I haven't slept in two days. In fact, I still have to sleep as I'm writing this, so expect countless wrong grammar, limited vocabulary, and awkward sentencing more than the usual.
Friday, I was very excited to work again. Saturday would be the first shooting day of my new movie project. Once again, I would play the methodical role of a script supervisor. Having worked as one for three movies already, I thought it would be a piece of cake. I even thought that the job's becoming predictable already. I am already aware which mistakes to make to surely get some verbal abuse by the director as well as how to adapt to the different characters I encounter. (Ugh, I really hate it when I make it sound like moviemaking's a Survivor game! :) )
Surprise, surprise, Friday night, our able PA Grace called to tell me that I'll be doing the assistant director (AD) job instead. WTF! :) "How could that be?," I asked. She told me that since our real AD Ricky Rivero has a recurring role in Berks, he couldn't attend the 1st shooting day. He has to shoot some scenes for airing, she added. That was the bomb! As much as I wanted to protest, I knew I could do nothing about it. Stress, fear and nervousness enveloped me. The last time I felt like this was when I was an AD of the shelved original My First Romance project and I tell you, the feeling's the worst!
Being an AD in an indie movie prod might be fun but believe me, being one for a mainstream movie company is like living in hell. The amount of pressure is just sooo big. You're expected to be the one who keeps the strands connected among all people involved. With the mainstream industry full of power players coming from the "old school", you must also play psychiatrist and know how to stroke their egos for a harmonious working relationship on the set. Add to these of course are the real responsibilities of keeping your film on budget by making sure that the shooting schedule is followed and preprod requirements are met, and being the bridge between your producer and director (and becoming a euphemism expert in the process). I may be talking in jargons and symbolisms (or whatever) here but my point is, an AD job is the worst job in the world and us sadomasochists who want to pursue filmmaking but don't have rich parents to produce our films or send us to film schools have no choice but to aspire and settle for this particular job to become future directors hopefully (with emphasis on hopefully since it might not even become a reality). (What a Guinness for longest sentence! Haha!)
Anticipating for the worst and feeling the pressure to do well as temporary AD, I wasn't able to sleep.

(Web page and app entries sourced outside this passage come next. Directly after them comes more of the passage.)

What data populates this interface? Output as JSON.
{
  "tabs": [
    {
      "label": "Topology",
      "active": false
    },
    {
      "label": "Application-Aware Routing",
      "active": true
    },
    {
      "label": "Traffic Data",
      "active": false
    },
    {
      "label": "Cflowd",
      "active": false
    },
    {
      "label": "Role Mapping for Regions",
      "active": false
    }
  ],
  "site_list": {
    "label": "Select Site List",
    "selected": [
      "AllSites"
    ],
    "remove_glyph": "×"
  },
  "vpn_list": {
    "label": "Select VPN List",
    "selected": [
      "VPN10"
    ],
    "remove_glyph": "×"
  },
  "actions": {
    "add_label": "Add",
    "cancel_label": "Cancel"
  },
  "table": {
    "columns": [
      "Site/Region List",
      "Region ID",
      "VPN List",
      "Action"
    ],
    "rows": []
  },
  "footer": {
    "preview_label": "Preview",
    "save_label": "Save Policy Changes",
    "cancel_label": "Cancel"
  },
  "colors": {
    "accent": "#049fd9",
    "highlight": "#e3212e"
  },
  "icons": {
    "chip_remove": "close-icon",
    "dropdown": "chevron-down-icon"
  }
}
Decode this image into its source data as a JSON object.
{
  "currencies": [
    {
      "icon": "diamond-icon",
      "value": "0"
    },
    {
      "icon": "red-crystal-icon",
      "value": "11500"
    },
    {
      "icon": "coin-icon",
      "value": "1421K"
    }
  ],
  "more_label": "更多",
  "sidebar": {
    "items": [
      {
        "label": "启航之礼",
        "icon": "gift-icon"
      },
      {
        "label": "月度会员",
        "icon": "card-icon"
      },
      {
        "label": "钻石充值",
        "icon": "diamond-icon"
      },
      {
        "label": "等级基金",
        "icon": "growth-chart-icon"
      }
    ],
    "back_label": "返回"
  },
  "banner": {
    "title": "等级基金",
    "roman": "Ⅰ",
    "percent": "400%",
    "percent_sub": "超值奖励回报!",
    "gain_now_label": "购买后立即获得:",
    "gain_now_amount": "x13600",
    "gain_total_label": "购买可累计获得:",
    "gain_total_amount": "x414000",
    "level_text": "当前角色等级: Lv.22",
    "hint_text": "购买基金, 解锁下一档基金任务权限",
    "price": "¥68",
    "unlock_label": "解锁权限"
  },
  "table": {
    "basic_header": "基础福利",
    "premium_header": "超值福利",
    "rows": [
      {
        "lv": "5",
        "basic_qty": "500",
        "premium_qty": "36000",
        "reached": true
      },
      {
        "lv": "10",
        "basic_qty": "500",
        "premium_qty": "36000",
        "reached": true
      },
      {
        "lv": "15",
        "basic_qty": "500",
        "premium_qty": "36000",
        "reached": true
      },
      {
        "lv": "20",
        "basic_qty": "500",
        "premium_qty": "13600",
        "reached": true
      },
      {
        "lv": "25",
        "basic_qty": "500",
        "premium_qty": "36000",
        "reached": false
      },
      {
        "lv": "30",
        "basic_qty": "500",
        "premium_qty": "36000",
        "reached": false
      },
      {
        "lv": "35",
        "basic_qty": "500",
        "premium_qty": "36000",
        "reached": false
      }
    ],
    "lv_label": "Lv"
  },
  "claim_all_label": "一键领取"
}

You know those instances wherein you try so hard to sleep because you have a big day the following day but no matter what you do, your eyes just won't cooperate? That's what happened to me.
Coming to the set, I felt like a zombie literally lifted by the butterflies in my stomach up to the sky. The sequences to be taken were office scenes and there would be some crowd direction to do. It would have been easier if we have good crowd actors here in the P.I., but man, our crowd actors are not even actors! They're mostly jobless people who're there for the money and not even for the experience (not all tho). The fact that I've also been hearing ugly set stories about one of our actresses didn't help ease my nervousness at all. I went to the location putting on my best game face.
Then the mask fell. The most wonderful feeling about being nervous is when you know that others are also nervous like you. PA Grace who felt she was unprepared (the script just arrived that midnight) was nervous. Our cinematographer was a first timer, he must have also felt nervous. One of our main actresses even if she may be a subtle biatch (from what I heard but yet to see) couldn't conceal her nervousness. The production design team just packed up from taping early morning and was very nervous. And the most wonderful of all, our director actually verbalized to us that he's nervous with the project being his first movie in 4 years. Observing, hearing and seeing them being nervous, I knew instantly I should stop being one.
I gave my all the whole day. I doubled as script continuity and AD on the set. It was physically tiring but my spirits were just up. I was very determined to make it through the day no matter what. There was no encouragement or whatsoever, the drive just came naturally inside me. I wanted to do well. I wanted to prove to myself and to others that I'm a hardworking and efficient biatch. And while we only finished one full sequence (the other two still have remnants), I know I did fine. Heck, the fact that I survived the day is more than fine.
I'm ready to rrrrrrumble!!!!! Just let me sleep first.